### [ACTIVITY]
The lines below that include the word "Выберите" are to be reported.
-------- THE RECORDS --------
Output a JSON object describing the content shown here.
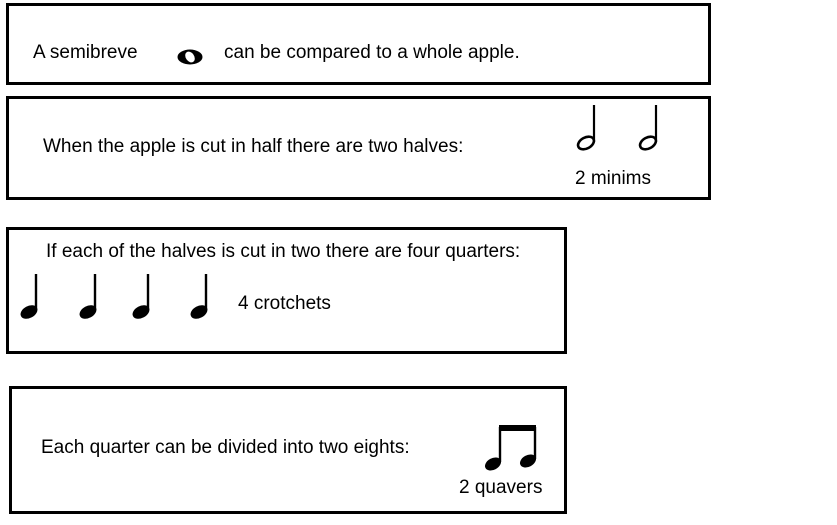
{
  "panels": [
    {
      "text_before": "A semibreve",
      "text_after": "can be compared to a whole apple.",
      "symbol_icon": "semibreve-icon"
    },
    {
      "text": "When the apple is cut in half there are two halves:",
      "caption": "2 minims",
      "symbol_icon": "minim-icon",
      "symbol_count": 2
    },
    {
      "text": "If each of the halves is cut in two there are four quarters:",
      "caption": "4 crotchets",
      "symbol_icon": "crotchet-icon",
      "symbol_count": 4
    },
    {
      "text": "Each quarter can be divided into two eights:",
      "caption": "2 quavers",
      "symbol_icon": "beamed-quavers-icon",
      "symbol_count": 2
    }
  ]
}
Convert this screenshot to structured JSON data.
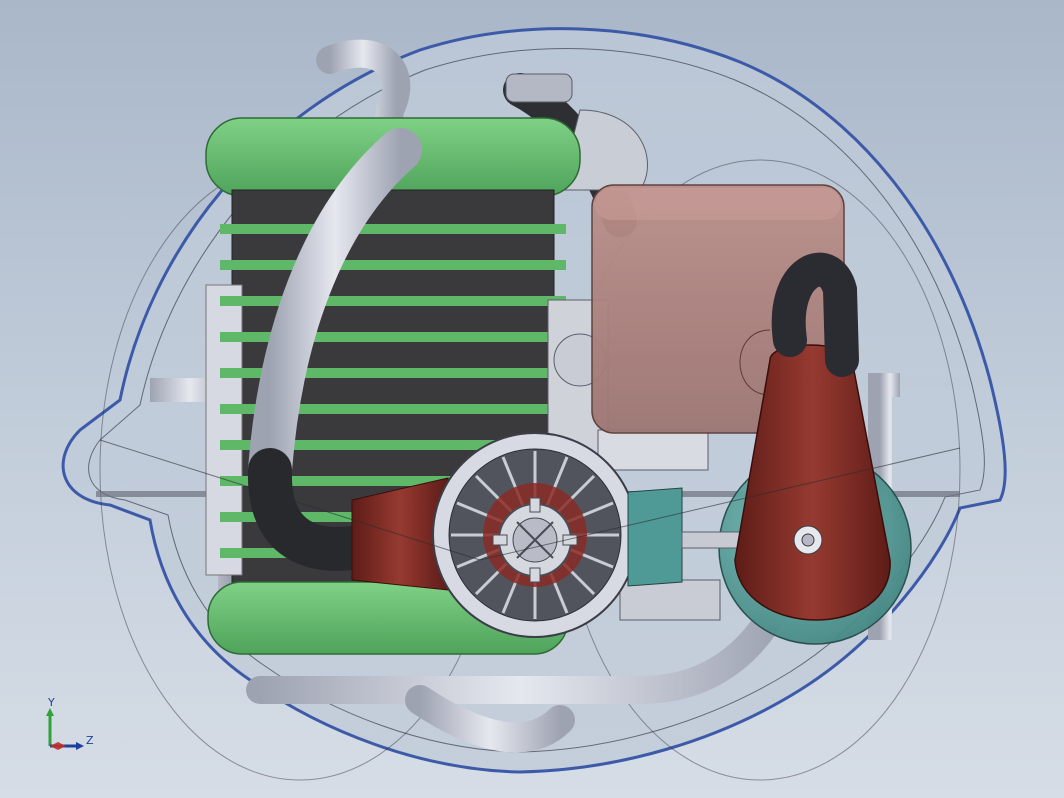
{
  "viewport": {
    "background_top": "#a9b7c9",
    "background_bottom": "#d6dde6"
  },
  "model_colors": {
    "housing_outline": "#3d5aa8",
    "radiator": "#62b86b",
    "radiator_core": "#3a3a3c",
    "tank": "#a57b76",
    "duct": "#8a2f28",
    "tube": "#c6cad6",
    "pump": "#4f9a96"
  },
  "triad": {
    "y_label": "Y",
    "z_label": "Z",
    "x_color": "#c0302a",
    "y_color": "#2fa33a",
    "z_color": "#1d3f9e"
  }
}
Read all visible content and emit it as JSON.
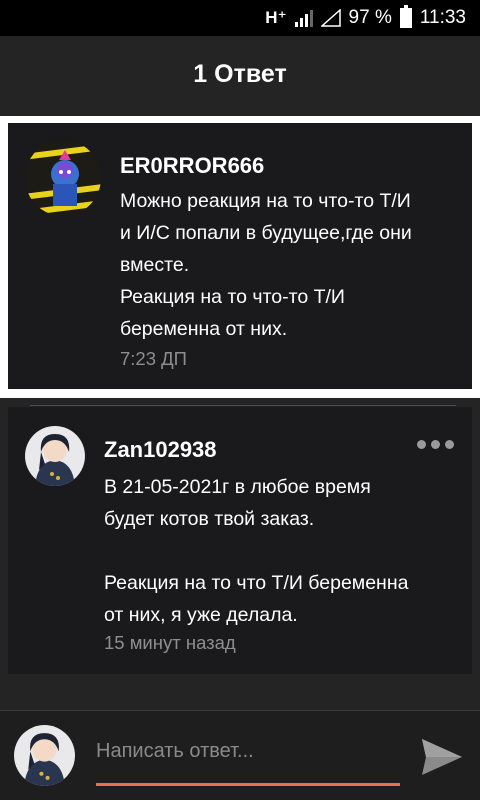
{
  "status_bar": {
    "network": "H⁺",
    "battery": "97 %",
    "time": "11:33"
  },
  "header": {
    "title": "1 Ответ"
  },
  "root_comment": {
    "username": "ER0RROR666",
    "text": "Можно реакция на то что-то Т/И\nи И/С попали в будущее,где они\nвместе.\nРеакция на то что-то Т/И\nбеременна от них.",
    "time": "7:23 ДП"
  },
  "reply": {
    "username": "Zan102938",
    "text": "В 21-05-2021г в любое время\nбудет котов твой заказ.\n\nРеакция на то что Т/И беременна\nот них, я уже делала.",
    "time": "15 минут назад"
  },
  "composer": {
    "placeholder": "Написать ответ..."
  },
  "colors": {
    "accent": "#e8734a",
    "background": "#242424",
    "card": "#1a1a1c"
  },
  "icons": {
    "more": "more-dots-icon",
    "send": "send-icon"
  }
}
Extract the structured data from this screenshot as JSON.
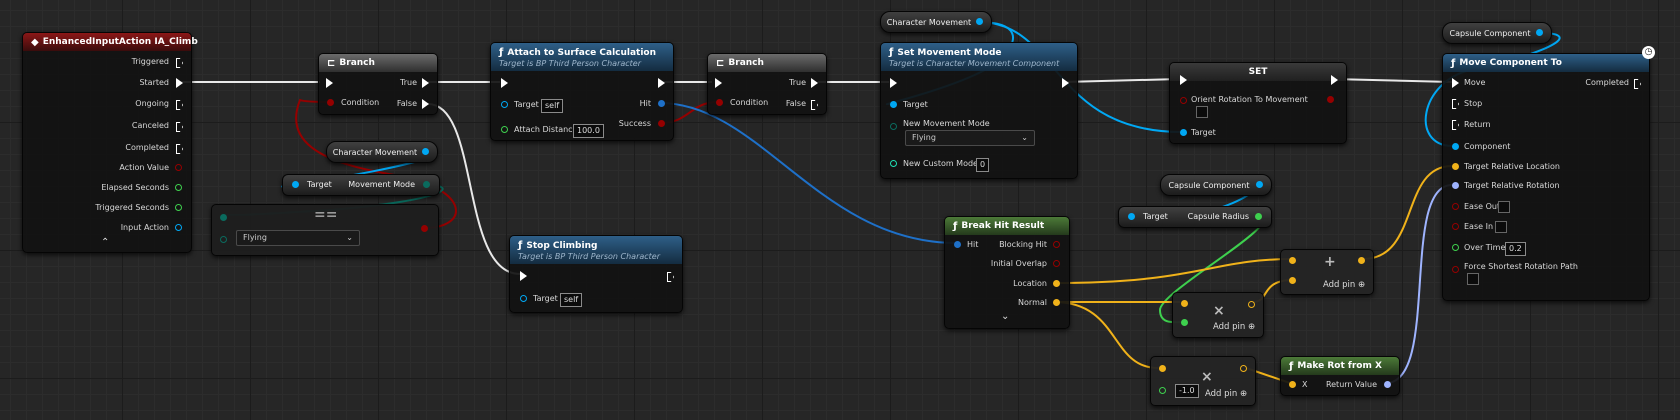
{
  "colors": {
    "exec": "#ffffff",
    "bool": "#950000",
    "object": "#00a8f4",
    "struct": "#f0b21a",
    "rotator": "#9fb4ff",
    "float": "#3ed04e",
    "enum": "#0a6b5e",
    "wire_exec": "#ffffff",
    "graph_bg": "#262626"
  },
  "input_event": {
    "title": "EnhancedInputAction IA_Climb",
    "icon": "input-action-icon",
    "outputs": [
      "Triggered",
      "Started",
      "Ongoing",
      "Canceled",
      "Completed",
      "Action Value",
      "Elapsed Seconds",
      "Triggered Seconds",
      "Input Action"
    ]
  },
  "branch1": {
    "title": "Branch",
    "icon": "branch-icon",
    "condition": "Condition",
    "true_label": "True",
    "false_label": "False"
  },
  "var_char_move_1": {
    "label": "Character Movement"
  },
  "get_movement_mode": {
    "target": "Target",
    "output": "Movement Mode"
  },
  "equal_enum": {
    "value": "Flying",
    "symbol": "=="
  },
  "attach_calc": {
    "title": "Attach to Surface Calculation",
    "subtitle": "Target is BP Third Person Character",
    "target": "Target",
    "target_value": "self",
    "attach_distance": "Attach Distance",
    "attach_distance_value": "100.0",
    "hit": "Hit",
    "success": "Success"
  },
  "branch2": {
    "title": "Branch",
    "condition": "Condition",
    "true_label": "True",
    "false_label": "False"
  },
  "stop_climbing": {
    "title": "Stop Climbing",
    "subtitle": "Target is BP Third Person Character",
    "target": "Target",
    "target_value": "self"
  },
  "var_char_move_2": {
    "label": "Character Movement"
  },
  "set_movement_mode": {
    "title": "Set Movement Mode",
    "subtitle": "Target is Character Movement Component",
    "target": "Target",
    "new_movement_mode": "New Movement Mode",
    "new_movement_mode_value": "Flying",
    "new_custom_mode": "New Custom Mode",
    "new_custom_mode_value": "0"
  },
  "set_node": {
    "title": "SET",
    "orient": "Orient Rotation To Movement",
    "target": "Target"
  },
  "break_hit": {
    "title": "Break Hit Result",
    "hit": "Hit",
    "outputs": [
      "Blocking Hit",
      "Initial Overlap",
      "Location",
      "Normal"
    ]
  },
  "var_capsule_1": {
    "label": "Capsule Component"
  },
  "get_capsule_radius": {
    "target": "Target",
    "output": "Capsule Radius"
  },
  "multiply1": {
    "symbol": "×",
    "add_pin": "Add pin"
  },
  "add_node": {
    "symbol": "+",
    "add_pin": "Add pin"
  },
  "multiply2": {
    "symbol": "×",
    "add_pin": "Add pin",
    "value": "-1.0"
  },
  "make_rot": {
    "title": "Make Rot from X",
    "x": "X",
    "return_value": "Return Value"
  },
  "var_capsule_2": {
    "label": "Capsule Component"
  },
  "move_component": {
    "title": "Move Component To",
    "inputs": [
      "Move",
      "Stop",
      "Return",
      "Component",
      "Target Relative Location",
      "Target Relative Rotation",
      "Ease Out",
      "Ease In",
      "Over Time",
      "Force Shortest Rotation Path"
    ],
    "completed": "Completed",
    "over_time_value": "0.2"
  }
}
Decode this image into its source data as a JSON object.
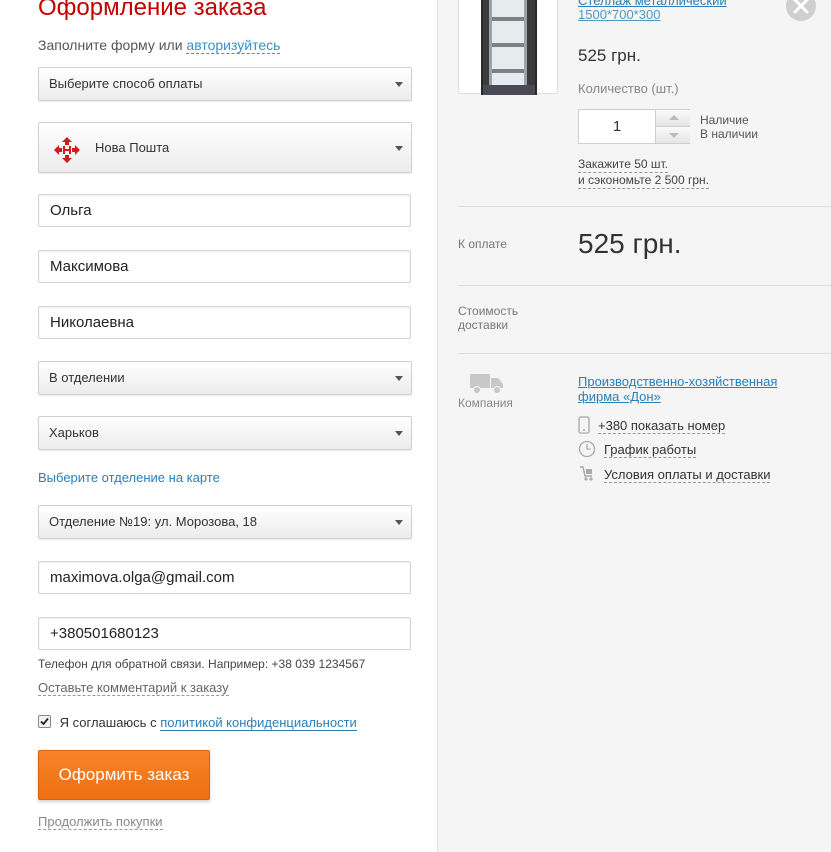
{
  "form": {
    "title": "Оформление заказа",
    "subtitle_text": "Заполните форму или",
    "login_link": "авторизуйтесь",
    "payment_select": "Выберите способ оплаты",
    "delivery_select": "Нова Пошта",
    "first_name": "Ольга",
    "last_name": "Максимова",
    "middle_name": "Николаевна",
    "delivery_type": "В отделении",
    "city": "Харьков",
    "map_link": "Выберите отделение на карте",
    "branch": "Отделение №19: ул. Морозова, 18",
    "email": "maximova.olga@gmail.com",
    "phone": "+380501680123",
    "phone_hint": "Телефон для обратной связи. Например: +38 039 1234567",
    "comment_link": "Оставьте комментарий к заказу",
    "agree_text": "Я соглашаюсь с",
    "privacy_link": "политикой конфиденциальности",
    "agree_checked": true,
    "submit_label": "Оформить заказ",
    "continue_link": "Продолжить покупки"
  },
  "product": {
    "name_line1": "Стеллаж металлический",
    "name_line2": "1500*700*300",
    "price": "525 грн.",
    "qty_label": "Количество (шт.)",
    "qty": "1",
    "availability_label": "Наличие",
    "availability_value": "В наличии",
    "promo_line1": "Закажите 50 шт.",
    "promo_line2": "и сэкономьте 2 500 грн."
  },
  "summary": {
    "to_pay_label": "К оплате",
    "to_pay_value": "525 грн.",
    "delivery_cost_line1": "Стоимость",
    "delivery_cost_line2": "доставки",
    "company_label": "Компания",
    "company_name_line1": "Производственно-хозяйственная",
    "company_name_line2": "фирма «Дон»",
    "phone_link": "+380 показать номер",
    "schedule_link": "График работы",
    "terms_link": "Условия оплаты и доставки"
  },
  "colors": {
    "title_red": "#c40000",
    "link_blue": "#2a7fb8",
    "order_orange": "#f27b1e",
    "nova_poshta_red": "#d7191f"
  }
}
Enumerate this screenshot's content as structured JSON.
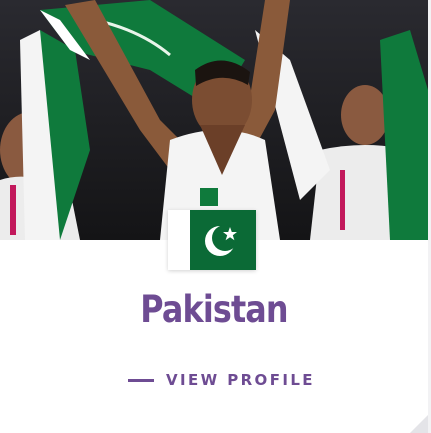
{
  "card": {
    "photo_alt": "",
    "country_name": "Pakistan",
    "profile_link_label": "VIEW PROFILE",
    "flag_icon": "pakistan-flag-icon"
  },
  "colors": {
    "accent": "#6e4c93",
    "flag_green": "#0b6a36",
    "card_bg": "#ffffff"
  }
}
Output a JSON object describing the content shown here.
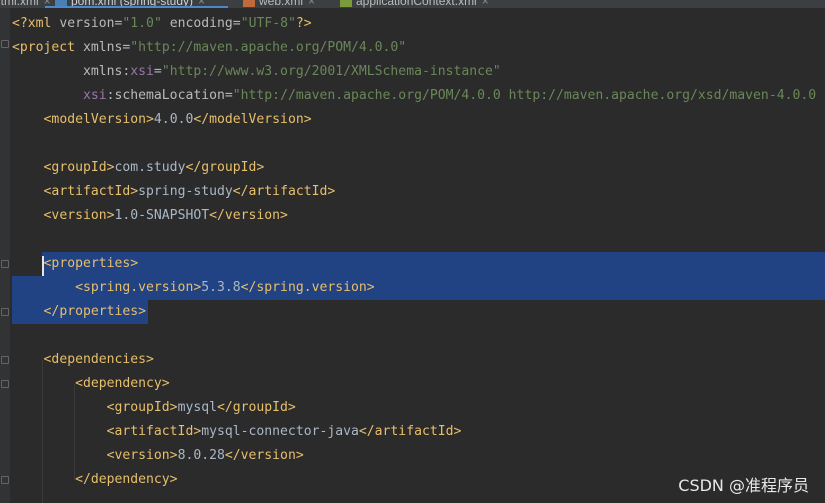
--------
### [ANSWER FOR THE TASK]
    "payment_select": "Выберите способ оплаты",
    "map_link": "Выберите отделение на карте",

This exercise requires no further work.